- **WHAT TO PRODUCE**
Output the entire listing that follows verbatim.

- **EXERCISE MATERIAL**
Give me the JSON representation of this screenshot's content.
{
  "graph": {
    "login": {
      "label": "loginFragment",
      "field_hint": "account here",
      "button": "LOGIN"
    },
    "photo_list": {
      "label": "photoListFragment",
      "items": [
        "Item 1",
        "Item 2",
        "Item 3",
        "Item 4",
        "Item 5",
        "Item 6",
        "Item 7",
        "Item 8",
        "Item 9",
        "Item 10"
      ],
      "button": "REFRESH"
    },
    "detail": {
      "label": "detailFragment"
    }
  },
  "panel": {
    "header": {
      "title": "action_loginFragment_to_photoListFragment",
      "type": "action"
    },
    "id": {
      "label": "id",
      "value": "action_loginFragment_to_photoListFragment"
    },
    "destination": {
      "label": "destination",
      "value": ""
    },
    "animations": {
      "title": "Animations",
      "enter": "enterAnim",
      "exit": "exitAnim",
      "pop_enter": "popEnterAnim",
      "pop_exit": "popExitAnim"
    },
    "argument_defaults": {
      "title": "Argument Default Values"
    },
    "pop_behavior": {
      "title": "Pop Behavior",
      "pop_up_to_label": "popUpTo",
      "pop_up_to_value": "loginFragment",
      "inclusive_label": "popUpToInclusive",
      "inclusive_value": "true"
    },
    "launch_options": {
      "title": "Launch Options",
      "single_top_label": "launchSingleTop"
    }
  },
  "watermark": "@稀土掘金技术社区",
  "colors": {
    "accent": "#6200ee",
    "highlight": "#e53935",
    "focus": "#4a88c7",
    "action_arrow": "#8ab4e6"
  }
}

- **EXERCISE OUTPUT**
Give me the JSON representation of this screenshot's content.
{
  "graph": {
    "login": {
      "label": "loginFragment",
      "field_hint": "account here",
      "button": "LOGIN"
    },
    "photo_list": {
      "label": "photoListFragment",
      "items": [
        "Item 1",
        "Item 2",
        "Item 3",
        "Item 4",
        "Item 5",
        "Item 6",
        "Item 7",
        "Item 8",
        "Item 9",
        "Item 10"
      ],
      "button": "REFRESH"
    },
    "detail": {
      "label": "detailFragment"
    }
  },
  "panel": {
    "header": {
      "title": "action_loginFragment_to_photoListFragment",
      "type": "action"
    },
    "id": {
      "label": "id",
      "value": "action_loginFragment_to_photoListFragment"
    },
    "destination": {
      "label": "destination",
      "value": ""
    },
    "animations": {
      "title": "Animations",
      "enter": "enterAnim",
      "exit": "exitAnim",
      "pop_enter": "popEnterAnim",
      "pop_exit": "popExitAnim"
    },
    "argument_defaults": {
      "title": "Argument Default Values"
    },
    "pop_behavior": {
      "title": "Pop Behavior",
      "pop_up_to_label": "popUpTo",
      "pop_up_to_value": "loginFragment",
      "inclusive_label": "popUpToInclusive",
      "inclusive_value": "true"
    },
    "launch_options": {
      "title": "Launch Options",
      "single_top_label": "launchSingleTop"
    }
  },
  "watermark": "@稀土掘金技术社区",
  "colors": {
    "accent": "#6200ee",
    "highlight": "#e53935",
    "focus": "#4a88c7",
    "action_arrow": "#8ab4e6"
  }
}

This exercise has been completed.